Failure's Many Fathers
I thought news coverage of Katrina was exceptionally good under difficult circumstances. The sight of TV reporters conducting snarling interviews with incompetent officials was more ambiguous. "The Rebellion of the Talking Heads" was the headline on Jack Shafer's good media column on Slate. The officials fully earned the snarls, but TV reporters aren't hired to be the voice of an outraged nation. Interviews with stonewalling politicians should be done the way Brian Williams did them on NBC, by showing the officials up with polite and persistent questions they wouldn't or couldn't answer. "I don't think the formula for the press to recover its lost credibility is getting up on a soapbox and making speeches," said Robert Zelnick, chairman of the journalism department at Boston University.
Recriminations started early, and commentary quickly broke along partisan lines. The howls that racism was the reason everything failed in New Orleans were predictable and unhelpful (Jesse Jackson and Howard Dean were among the most dubious voices here). A black resident of Seattle said: "The only reason I can think of why these people have been left to suffer is because they are almost all black." Well, I can think of other reasons. How about New Orleans's long history of incompetence and corruption? It's a disgrace that so many poor and black citizens were abandoned. But the city's black mayor, Ray Nagin, and other emergency officials prepared messages for a DVD (not yet released) telling residents that if a major hurricane struck, the city could not afford to evacuate the 134,000 people who lacked transportation. So those with no cars, no resources, and no place to go were left behind, while a fleet of some 150 school buses, which might have carried thousands to safety in a single trip, sat idle. One excuse was that running buses out of the city would not be practical in an emergency. But a young black man, who probably deserves a medal, commandeered a bus, picked up fleeing residents one by one, and drove them all to the Houston Astrodome. Apparently he had not been told that busing wouldn't work.
New Orleans is responsible for the primary failure and the social breakdown that occurred. The state performed miserably, too. Though politicians have complained about budget cuts for the Army Corps of Engineers and state projects in particular, the Washington Post reported that Louisiana has received $1.9 billion for Corps civil works over the past five years, far more than any other state. But hundreds of millions of that went for pork-barrel projects, some highly questionable, having nothing to do with protecting New Orleans. Still, state and city foul-ups don't get President Bush and the Federal Emergency Management Agency off the hook. In a strong piece in the New York Press, Tim Marchman laid out the details of the city's poverty, corruption, historically crooked police force, and long record of refusing to confront its vulnerability to a massive hurricane. Marchman wrote: "This is the city federal officials now claim they thought would take care of itself if it were struck by a hurricane carrying the force of a full-scale nuclear attack."

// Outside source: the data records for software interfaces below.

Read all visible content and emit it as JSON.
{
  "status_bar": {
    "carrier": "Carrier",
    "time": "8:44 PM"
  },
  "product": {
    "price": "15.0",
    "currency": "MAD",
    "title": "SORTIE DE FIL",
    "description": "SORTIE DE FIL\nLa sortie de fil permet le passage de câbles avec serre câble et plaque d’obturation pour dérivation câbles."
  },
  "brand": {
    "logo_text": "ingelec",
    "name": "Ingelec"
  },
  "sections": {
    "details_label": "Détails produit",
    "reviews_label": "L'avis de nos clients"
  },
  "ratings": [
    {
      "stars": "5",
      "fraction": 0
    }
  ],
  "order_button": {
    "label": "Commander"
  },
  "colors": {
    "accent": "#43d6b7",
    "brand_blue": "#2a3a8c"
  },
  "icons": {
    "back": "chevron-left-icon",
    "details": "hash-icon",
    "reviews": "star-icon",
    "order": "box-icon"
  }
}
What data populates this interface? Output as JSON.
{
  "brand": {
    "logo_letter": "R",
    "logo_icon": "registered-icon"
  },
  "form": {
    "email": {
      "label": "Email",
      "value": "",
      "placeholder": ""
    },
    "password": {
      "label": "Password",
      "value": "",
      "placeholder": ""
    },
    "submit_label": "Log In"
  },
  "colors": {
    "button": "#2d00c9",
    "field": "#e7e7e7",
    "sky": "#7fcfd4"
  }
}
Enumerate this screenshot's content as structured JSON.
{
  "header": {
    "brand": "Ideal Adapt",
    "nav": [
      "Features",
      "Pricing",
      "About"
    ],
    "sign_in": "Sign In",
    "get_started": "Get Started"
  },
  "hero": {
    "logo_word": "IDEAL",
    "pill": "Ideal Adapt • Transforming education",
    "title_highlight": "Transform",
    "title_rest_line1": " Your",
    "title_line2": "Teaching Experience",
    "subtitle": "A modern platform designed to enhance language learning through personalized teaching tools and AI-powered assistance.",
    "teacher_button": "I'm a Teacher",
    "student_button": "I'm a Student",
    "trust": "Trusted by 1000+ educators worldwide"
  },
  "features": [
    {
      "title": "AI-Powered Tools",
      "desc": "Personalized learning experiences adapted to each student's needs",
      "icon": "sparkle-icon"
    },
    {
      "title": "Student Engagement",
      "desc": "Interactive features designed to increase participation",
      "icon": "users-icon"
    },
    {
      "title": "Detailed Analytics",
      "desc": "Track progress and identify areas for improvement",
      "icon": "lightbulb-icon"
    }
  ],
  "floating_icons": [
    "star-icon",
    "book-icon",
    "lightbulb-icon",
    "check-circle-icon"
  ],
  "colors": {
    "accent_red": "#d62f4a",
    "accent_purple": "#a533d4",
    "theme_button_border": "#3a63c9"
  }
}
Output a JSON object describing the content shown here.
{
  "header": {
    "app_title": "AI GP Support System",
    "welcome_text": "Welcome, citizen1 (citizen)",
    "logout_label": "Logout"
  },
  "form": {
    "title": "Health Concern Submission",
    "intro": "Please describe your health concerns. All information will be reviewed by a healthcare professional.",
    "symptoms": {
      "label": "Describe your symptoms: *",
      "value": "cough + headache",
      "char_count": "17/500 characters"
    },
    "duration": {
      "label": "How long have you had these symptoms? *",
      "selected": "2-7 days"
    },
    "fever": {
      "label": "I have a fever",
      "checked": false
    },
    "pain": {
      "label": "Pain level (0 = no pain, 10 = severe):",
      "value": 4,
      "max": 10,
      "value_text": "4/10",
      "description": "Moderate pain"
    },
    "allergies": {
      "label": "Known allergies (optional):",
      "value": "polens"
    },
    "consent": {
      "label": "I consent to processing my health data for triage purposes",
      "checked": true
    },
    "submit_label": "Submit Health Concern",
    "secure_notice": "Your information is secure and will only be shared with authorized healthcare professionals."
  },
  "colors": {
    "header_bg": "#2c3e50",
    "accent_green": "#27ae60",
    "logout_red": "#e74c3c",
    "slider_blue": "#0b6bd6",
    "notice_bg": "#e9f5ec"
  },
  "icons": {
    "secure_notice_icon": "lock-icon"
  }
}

"Brownie's" job. President Bush arrived late, apparently without any general storehouse of knowledge about the culture of the city and the small likelihood that it would be able to cope on its own. The lack of attention to visual communication was excruciating in Louisiana and Mississippi, including the guitar-playing and the long on-camera briefing of Bush standing mute as an official explained things to him. Americans don't need to see Bush being briefed, said William Schneider, the CNN commentator. They want leadership. It was a chance for Bush to issue convincing Rudy Giuliani-like assurances and exhortations. What we got was an embarrassing pleasantry about rebuilding Trent Lott's house, a who-would-have-known excuse, and a claim that "Brownie" was doing a good job.
But Brownie, FEMA Director Michael Brown, was doing a poor job. Partisan Democrats laid the criticism on thick, but even Republicans and conservatives are dismayed or simply terrified that so limited a man is in charge of dealing with the aftermath of a major terrorist attack. The decision to relieve Brown as head of the federal Katrina relief effort is one of those dismaying, halfway measures that don't work. If Brown's failure to cope with the current disaster is reason to remove him from his Gulf Coast duties, why isn't it cause to cashier him outright? Brown is not up to handling a terrorist attack. Bush should just replace him and take a good, long look at the way FEMA is run.
This story appears in the September 19, 2005 print edition of U.S. News & World Report.